It is a word that is used, but means several different things.
For example, Sarah Palin is anti-establishment, but just received praise from economist, Larry Kudlow. On the other hand, Mitt Romney will be accused of being the establishment candidate (which supposedly is a bad thing) despite the fact that he is having a hard time winning over the establishment. I used to think establishment referred to the political junkies, such as congressional aides and campaign staffers, whose jobs depend on Republicans winning. But actually, I have come to the conclusion that much of the establishment consists of talk radio hosts and pundits, whose jobs depend on Republicans not winning. The establishment indeed is a mixed bag, but the part of the establishment that carries the most punch are the talk radio and TV pundits. In this sense, Sarah Palin is partly an establishment candidate.
The essential question is whether it is more important to win over the "organizational establishment," the community activists, like congressional aides and campaign staffers, who can be influential in local communities, or whether it is more important to win over the "media establishment," which controls the information intake of the base. Mitt Romney can win the former, but he is having difficulty winning over the latter.
Much of the media establishment's problem with Mitt Romney is that his presence reminds everyone of their past indiscretions on health care. How can Jim DeMint (who fits more into the media establishment) blast the individual mandate when he used to think it was a conservative idea? Mitt Romney represents a very awkward scenario for the media establishment. That is why when news clips come out of other Republican candidates' support (or, "openness") to the individual mandate, it causes much of the media establishment to put their head in the sand and ignore it. They simply can't afford another individual mandate-supporting candidate. It's too embarrassing.
The establishment used to be a respectable bunch. They were the guys who cared about winning.
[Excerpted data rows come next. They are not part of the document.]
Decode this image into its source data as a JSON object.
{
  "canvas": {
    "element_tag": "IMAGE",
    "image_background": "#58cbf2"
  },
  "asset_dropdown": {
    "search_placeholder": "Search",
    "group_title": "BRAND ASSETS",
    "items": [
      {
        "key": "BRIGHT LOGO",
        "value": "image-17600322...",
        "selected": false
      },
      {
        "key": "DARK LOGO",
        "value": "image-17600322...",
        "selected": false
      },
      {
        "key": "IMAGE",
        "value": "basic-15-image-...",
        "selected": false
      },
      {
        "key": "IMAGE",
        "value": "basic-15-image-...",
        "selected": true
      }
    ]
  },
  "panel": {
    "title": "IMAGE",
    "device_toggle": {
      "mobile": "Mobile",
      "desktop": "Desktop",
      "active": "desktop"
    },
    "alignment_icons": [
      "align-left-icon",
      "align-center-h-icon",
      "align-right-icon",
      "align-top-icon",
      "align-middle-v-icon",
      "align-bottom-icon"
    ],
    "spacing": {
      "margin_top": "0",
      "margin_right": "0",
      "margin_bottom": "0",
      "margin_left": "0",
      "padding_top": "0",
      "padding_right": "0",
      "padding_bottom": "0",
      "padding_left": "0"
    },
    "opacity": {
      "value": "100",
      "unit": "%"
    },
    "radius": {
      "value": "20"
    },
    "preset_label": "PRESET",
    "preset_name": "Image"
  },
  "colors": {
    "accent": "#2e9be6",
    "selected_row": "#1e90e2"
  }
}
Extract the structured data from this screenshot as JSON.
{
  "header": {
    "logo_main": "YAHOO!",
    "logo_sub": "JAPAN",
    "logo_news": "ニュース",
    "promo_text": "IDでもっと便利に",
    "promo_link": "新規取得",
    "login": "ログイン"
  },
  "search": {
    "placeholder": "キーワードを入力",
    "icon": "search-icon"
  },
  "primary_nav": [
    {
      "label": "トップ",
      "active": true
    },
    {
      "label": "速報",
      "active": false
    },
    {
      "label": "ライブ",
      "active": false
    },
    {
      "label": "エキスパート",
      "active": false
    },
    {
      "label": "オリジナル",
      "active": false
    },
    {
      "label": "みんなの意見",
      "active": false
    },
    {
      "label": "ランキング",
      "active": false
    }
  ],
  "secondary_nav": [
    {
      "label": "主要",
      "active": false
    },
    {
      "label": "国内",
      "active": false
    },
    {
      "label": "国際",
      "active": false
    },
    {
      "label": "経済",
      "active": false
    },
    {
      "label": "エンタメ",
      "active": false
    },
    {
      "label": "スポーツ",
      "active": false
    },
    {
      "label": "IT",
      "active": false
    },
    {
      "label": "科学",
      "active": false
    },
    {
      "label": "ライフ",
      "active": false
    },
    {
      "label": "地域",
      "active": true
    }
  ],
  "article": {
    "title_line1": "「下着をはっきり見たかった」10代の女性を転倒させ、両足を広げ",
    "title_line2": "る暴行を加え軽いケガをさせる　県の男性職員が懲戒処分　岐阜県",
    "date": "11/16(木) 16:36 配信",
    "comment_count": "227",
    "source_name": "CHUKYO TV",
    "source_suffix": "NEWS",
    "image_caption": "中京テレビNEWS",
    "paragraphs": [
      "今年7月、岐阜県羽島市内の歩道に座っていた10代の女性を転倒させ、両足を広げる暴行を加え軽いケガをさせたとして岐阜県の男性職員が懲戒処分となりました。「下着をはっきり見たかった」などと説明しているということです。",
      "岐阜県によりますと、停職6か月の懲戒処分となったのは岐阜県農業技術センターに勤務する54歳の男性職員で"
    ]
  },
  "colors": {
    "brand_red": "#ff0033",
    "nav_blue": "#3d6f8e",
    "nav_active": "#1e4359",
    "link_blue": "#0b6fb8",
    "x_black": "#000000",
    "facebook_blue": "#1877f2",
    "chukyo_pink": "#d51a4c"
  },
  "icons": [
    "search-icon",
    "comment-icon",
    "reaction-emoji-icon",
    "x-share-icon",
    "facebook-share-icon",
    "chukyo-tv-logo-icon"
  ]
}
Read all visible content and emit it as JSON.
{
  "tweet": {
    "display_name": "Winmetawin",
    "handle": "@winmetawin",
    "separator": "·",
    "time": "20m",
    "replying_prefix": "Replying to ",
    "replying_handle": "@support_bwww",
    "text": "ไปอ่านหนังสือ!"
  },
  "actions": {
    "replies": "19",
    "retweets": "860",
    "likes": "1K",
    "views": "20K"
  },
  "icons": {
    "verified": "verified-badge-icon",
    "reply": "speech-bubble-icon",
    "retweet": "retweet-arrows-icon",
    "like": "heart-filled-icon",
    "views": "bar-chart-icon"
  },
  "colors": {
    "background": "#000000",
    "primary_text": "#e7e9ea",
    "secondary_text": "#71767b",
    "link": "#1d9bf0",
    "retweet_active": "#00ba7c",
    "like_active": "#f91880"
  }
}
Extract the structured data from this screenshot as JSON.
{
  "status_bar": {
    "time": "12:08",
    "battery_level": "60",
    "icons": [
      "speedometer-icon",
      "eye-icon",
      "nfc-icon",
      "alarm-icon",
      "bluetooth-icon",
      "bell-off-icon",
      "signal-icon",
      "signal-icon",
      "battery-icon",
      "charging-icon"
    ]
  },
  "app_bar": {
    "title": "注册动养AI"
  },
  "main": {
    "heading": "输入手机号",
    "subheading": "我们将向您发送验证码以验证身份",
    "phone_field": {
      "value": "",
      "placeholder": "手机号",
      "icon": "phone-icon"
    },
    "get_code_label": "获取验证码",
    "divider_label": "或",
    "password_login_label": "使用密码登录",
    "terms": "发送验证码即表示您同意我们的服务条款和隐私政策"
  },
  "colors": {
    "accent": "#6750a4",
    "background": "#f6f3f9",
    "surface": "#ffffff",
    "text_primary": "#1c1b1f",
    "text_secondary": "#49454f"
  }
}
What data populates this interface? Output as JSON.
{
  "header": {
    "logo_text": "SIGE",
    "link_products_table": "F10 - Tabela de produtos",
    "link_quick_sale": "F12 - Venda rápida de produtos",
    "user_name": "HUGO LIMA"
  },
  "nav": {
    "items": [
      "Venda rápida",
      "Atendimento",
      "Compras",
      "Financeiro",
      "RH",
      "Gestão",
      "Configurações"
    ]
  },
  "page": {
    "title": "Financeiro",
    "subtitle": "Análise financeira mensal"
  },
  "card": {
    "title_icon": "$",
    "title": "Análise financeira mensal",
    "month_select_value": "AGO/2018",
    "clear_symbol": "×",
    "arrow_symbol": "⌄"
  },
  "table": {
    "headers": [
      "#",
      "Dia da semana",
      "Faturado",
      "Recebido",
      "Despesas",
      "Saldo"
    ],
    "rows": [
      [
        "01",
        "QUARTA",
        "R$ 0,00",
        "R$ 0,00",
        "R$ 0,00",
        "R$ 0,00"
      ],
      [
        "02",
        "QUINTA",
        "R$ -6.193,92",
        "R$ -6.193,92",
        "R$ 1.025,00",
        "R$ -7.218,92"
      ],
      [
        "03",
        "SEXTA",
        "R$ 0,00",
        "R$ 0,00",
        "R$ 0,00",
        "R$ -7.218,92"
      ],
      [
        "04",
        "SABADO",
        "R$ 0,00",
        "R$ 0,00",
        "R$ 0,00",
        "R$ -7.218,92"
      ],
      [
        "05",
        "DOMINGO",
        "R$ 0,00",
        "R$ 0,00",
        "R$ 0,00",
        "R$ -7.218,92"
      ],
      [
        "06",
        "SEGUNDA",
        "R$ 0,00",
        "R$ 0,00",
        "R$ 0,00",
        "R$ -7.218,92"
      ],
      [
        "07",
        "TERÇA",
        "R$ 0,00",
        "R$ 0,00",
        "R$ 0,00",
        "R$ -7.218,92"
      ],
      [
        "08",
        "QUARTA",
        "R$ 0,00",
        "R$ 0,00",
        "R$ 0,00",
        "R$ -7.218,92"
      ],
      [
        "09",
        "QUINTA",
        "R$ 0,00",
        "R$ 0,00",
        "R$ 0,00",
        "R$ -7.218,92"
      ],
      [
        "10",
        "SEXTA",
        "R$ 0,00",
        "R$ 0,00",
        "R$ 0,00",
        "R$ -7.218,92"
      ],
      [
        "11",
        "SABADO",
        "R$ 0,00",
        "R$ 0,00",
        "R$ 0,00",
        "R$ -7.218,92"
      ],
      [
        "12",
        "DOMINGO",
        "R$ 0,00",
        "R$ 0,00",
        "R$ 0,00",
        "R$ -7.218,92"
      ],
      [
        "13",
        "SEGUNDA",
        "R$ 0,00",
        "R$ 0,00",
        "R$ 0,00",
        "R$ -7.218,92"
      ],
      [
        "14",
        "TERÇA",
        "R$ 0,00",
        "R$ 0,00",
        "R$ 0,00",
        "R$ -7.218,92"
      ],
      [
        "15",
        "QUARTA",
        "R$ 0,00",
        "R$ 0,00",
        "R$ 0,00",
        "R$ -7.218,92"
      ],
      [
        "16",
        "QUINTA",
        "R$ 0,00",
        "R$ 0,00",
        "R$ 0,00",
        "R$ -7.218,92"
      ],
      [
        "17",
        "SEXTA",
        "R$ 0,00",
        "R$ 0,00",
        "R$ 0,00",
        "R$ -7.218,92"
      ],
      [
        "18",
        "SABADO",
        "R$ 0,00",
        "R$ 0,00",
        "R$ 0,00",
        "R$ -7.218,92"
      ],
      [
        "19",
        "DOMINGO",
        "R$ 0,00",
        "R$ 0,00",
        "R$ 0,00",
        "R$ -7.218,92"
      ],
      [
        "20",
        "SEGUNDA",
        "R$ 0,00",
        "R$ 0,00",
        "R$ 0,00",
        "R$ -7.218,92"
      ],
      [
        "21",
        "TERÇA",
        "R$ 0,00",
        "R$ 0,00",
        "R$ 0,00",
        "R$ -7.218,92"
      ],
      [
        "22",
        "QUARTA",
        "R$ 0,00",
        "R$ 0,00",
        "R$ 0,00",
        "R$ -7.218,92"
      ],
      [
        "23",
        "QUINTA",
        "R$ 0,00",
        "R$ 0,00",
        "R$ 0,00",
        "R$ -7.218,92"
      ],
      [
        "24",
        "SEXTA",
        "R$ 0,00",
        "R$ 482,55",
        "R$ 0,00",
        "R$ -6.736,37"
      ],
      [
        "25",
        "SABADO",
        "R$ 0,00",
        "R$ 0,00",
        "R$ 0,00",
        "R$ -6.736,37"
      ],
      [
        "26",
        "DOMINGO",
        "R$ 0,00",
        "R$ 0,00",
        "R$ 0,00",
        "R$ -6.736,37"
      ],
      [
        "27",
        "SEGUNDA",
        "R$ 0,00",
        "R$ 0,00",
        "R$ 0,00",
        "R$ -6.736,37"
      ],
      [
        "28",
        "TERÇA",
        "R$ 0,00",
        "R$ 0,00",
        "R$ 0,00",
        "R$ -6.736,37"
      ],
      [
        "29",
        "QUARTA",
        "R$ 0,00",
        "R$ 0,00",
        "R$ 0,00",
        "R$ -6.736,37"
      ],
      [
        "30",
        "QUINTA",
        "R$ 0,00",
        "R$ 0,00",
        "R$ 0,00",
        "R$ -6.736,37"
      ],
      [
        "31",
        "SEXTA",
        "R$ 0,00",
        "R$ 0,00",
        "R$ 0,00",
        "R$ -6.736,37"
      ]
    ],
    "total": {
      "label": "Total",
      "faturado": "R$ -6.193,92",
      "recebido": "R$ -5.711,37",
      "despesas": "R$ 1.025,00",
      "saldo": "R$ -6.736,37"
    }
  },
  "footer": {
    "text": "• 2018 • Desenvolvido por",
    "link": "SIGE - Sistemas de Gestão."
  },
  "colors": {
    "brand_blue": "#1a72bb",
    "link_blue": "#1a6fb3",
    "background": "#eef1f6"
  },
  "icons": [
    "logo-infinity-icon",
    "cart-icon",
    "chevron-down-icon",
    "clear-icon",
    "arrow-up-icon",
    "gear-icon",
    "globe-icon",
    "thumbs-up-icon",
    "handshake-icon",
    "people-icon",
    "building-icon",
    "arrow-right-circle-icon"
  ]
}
They were the policy experts who ignored the rantings of the circus known as the base. It used to be that while the base would demand that Obama show his birth certificate, the establishment would smile and support candidates who didn't make such demands. Now, the establishment is trying to be more responsive to the base. That means eliminating the guy they supported back in 2008 (I see you National Review).
The bottom line is that the lines between the establishment and the base are blurred these days. There is not a lot of leadership in the conservative movement. We need leaders who will lead, not pander. We need conservative pundits who will tell the truth, not pander. We need think tanks who will be more concerned with public policy than with playing nice with the base.
We need an establishment.
The original post referred to Larry Kudlow as a "pseudo-economist." I wrote that because of Kudlow's support of the return of the US to the gold standard, his anti-Fed rhetoric, and his support of a completely flat tax. I even wrote about Mitt Romney, when he went on Larry Kudlow's show a while back. That post is quite illuminating when considering Kudlow's recent comments about Mitt.
However, just because Larry will never occupy a chair in any major economic department around the world, does not mean that he is a "pseudo-economist." Kudlow's beliefs do not represent the majority view among economists, but I still shouldn't disregard what he says just because of his dissent within the field of economics.